(What you need to do): Exactly as given, restate each record that follows.

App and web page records
↓

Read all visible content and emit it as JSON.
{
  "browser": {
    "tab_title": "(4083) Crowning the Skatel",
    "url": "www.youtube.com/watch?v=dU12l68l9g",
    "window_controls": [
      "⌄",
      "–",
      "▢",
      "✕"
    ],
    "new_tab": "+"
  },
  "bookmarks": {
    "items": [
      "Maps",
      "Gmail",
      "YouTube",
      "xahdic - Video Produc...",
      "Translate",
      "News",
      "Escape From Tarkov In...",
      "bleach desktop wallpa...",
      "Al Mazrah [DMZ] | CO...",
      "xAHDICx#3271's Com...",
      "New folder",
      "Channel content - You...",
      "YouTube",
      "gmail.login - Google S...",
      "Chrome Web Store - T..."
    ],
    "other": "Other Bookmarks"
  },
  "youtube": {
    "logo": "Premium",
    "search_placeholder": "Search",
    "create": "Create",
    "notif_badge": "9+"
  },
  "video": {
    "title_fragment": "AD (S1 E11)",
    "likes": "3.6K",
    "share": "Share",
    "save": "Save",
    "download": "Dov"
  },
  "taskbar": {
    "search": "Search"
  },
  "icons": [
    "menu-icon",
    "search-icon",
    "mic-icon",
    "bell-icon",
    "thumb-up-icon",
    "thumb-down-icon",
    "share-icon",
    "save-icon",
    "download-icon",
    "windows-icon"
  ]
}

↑

(Task result):
Read all visible content and emit it as JSON.
{
  "browser": {
    "tab_title": "(4083) Crowning the Skatel",
    "url": "www.youtube.com/watch?v=dU12l68l9g",
    "window_controls": [
      "⌄",
      "–",
      "▢",
      "✕"
    ],
    "new_tab": "+"
  },
  "bookmarks": {
    "items": [
      "Maps",
      "Gmail",
      "YouTube",
      "xahdic - Video Produc...",
      "Translate",
      "News",
      "Escape From Tarkov In...",
      "bleach desktop wallpa...",
      "Al Mazrah [DMZ] | CO...",
      "xAHDICx#3271's Com...",
      "New folder",
      "Channel content - You...",
      "YouTube",
      "gmail.login - Google S...",
      "Chrome Web Store - T..."
    ],
    "other": "Other Bookmarks"
  },
  "youtube": {
    "logo": "Premium",
    "search_placeholder": "Search",
    "create": "Create",
    "notif_badge": "9+"
  },
  "video": {
    "title_fragment": "AD (S1 E11)",
    "likes": "3.6K",
    "share": "Share",
    "save": "Save",
    "download": "Dov"
  },
  "taskbar": {
    "search": "Search"
  },
  "icons": [
    "menu-icon",
    "search-icon",
    "mic-icon",
    "bell-icon",
    "thumb-up-icon",
    "thumb-down-icon",
    "share-icon",
    "save-icon",
    "download-icon",
    "windows-icon"
  ]
}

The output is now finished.